Learn the rules
The International Mountain Biking Association (IMBA), the international mountain biking organization, has set the following rules of the trail –
- Ride on open trails only – avoid trespassing on private land, respect trail and road closures and obtain permits and authorizations as may be required.
- Leave no trace – As with all forms of Eco Tourism, mountain bikers need to be sensitive to the trails they are on. Mountain trails often pass through ecologically sensitive areas. Cyclists may cause significant damage if they skid their tires too often, or if they ride through muddy trails.
- Control the bicycle! Mountain biking accidents can be quite severe, so make sure you obey speed laws. Alert other trail users well before approaching them and slow down or even stop when they pass. Be especially careful when turning corners. If an equestrian is approaching you, stop and get off your bike.
- Yield to Uphill Bike Traffic – that fellow huffing and puffing his way uphill always has the right of way. Stop and let him pass. Remember – you can get going easily, he can't!
- Never spook animals – some misguided bikers think it is a lark to sound their bell behind a peacefully grazing animal. But that can be foolhardy as well as silly – a scared animal is a huge danger to you as well as to others on the trail. Give animals extra room and time to adjust to you.
Tips on what to carry on a biking trip
Travel as light as possible on the bike, but here are some essentials that must find space in your backpack.
- Lots of water -- Cycling can make one feel parched pretty soon, and the breeze may actually make one's sweat and fluid loss to go unnoticed. Be sure to carry plenty of water with you when riding, and make it a habit to sip some fluid every 15 minutes. If it's going to be sunny and hot while cycling, also consider drinking at least 1 additional liter of water with rehydration salts mixed in. This helps muscles recover faster if you drink while riding.
- Snacks – dry fruit, granola bars, energy snacks and other low volume-high energy snacks are good. Easier substitutes include chocolate bars, bananas and glucose biscuits.
- First Aid Kit – Carry antiseptic cream, pain killers, muscle relaxant gels or sprays and bandages at the very minimum. One can be exposed to a lot of sun and dry weather cycling in the Upper Himalayan ranges - in these parts its essential to carry sun screen lotion higher than SPF 30 and vaseline or other moisturising lotions /lip balms.
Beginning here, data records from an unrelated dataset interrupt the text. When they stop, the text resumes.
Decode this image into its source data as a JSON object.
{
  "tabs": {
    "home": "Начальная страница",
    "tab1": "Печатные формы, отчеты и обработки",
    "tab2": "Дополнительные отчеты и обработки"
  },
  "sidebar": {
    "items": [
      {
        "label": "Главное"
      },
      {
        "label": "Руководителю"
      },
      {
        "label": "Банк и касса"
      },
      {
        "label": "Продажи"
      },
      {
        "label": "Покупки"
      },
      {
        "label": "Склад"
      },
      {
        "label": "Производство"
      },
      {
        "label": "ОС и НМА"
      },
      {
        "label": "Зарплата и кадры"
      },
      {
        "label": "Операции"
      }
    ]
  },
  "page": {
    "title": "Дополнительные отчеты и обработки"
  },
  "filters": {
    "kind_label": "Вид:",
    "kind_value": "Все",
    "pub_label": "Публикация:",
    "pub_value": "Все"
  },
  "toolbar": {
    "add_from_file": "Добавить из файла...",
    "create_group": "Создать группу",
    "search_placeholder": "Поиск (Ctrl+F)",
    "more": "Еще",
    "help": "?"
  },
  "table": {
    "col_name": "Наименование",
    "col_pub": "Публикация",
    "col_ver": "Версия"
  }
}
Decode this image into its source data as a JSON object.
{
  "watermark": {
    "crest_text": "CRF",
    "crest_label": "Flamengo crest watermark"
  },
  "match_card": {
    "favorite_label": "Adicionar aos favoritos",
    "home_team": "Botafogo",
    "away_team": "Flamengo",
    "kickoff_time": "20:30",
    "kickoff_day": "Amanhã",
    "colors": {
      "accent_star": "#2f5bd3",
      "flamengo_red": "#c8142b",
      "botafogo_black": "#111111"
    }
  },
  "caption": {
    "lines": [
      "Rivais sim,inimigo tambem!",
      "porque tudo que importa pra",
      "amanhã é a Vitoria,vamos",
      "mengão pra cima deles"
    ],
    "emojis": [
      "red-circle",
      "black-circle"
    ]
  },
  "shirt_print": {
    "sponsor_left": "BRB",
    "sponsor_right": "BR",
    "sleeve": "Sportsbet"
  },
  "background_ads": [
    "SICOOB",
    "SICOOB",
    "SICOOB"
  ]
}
- Basic Tool Kit – this should contain allen keys, screwdrivers, and, preferably, a chain breaker tool. Also carry a spare tube and a patch kit for punctures. Other tools you could carry are tire levers to remove and put back tires easily and extra chain links in case the chain breaks. Ideally you should carry a multifunction tool that is all of the above and more. It's compact and helps you save space when touring. Topeak's Alien range is generally regarded as the most popular.
- For those who do not have disc brakes and are going to travel more than a few hours in the mountains, never forget to carry spare brakes...they wear out pretty fast in the mountains.
- Cell phone or satellite phone, especially for those who ride alone.
Hot Tip: invest in panniers to hold stuff. Make your bike carry more if by using bungee cords to tie things to the carrying rack. Do not use backpacks as they strain the back.
Locating good cycling destinations
Mountain Bicycle Manufacturers
- Firefox bikes
- Reviews and ratings of mountain bikes available worldwide
- Trek Bikes International This is what Lance Armstrong rides!
- Commencal - The french cycle company, little known in the English speaking world, but great bikes!
- Specialized Another American manufacturer, marginally cheaper alternative to Trek.
- Thorn eXxp Perhaps one the best mountain bikes for touring rugged countries - costs more than what many can spare in a lifetime, but then again....this bike will outlast you, if not the rugged mountains it's mean to surmount.
See some mountain biking videos on YouTube and Google Videos. For more on how to position yourself on your mountain bike, go to [http://www.youtube.com/watch?v=vTfV85JbnwA YouTube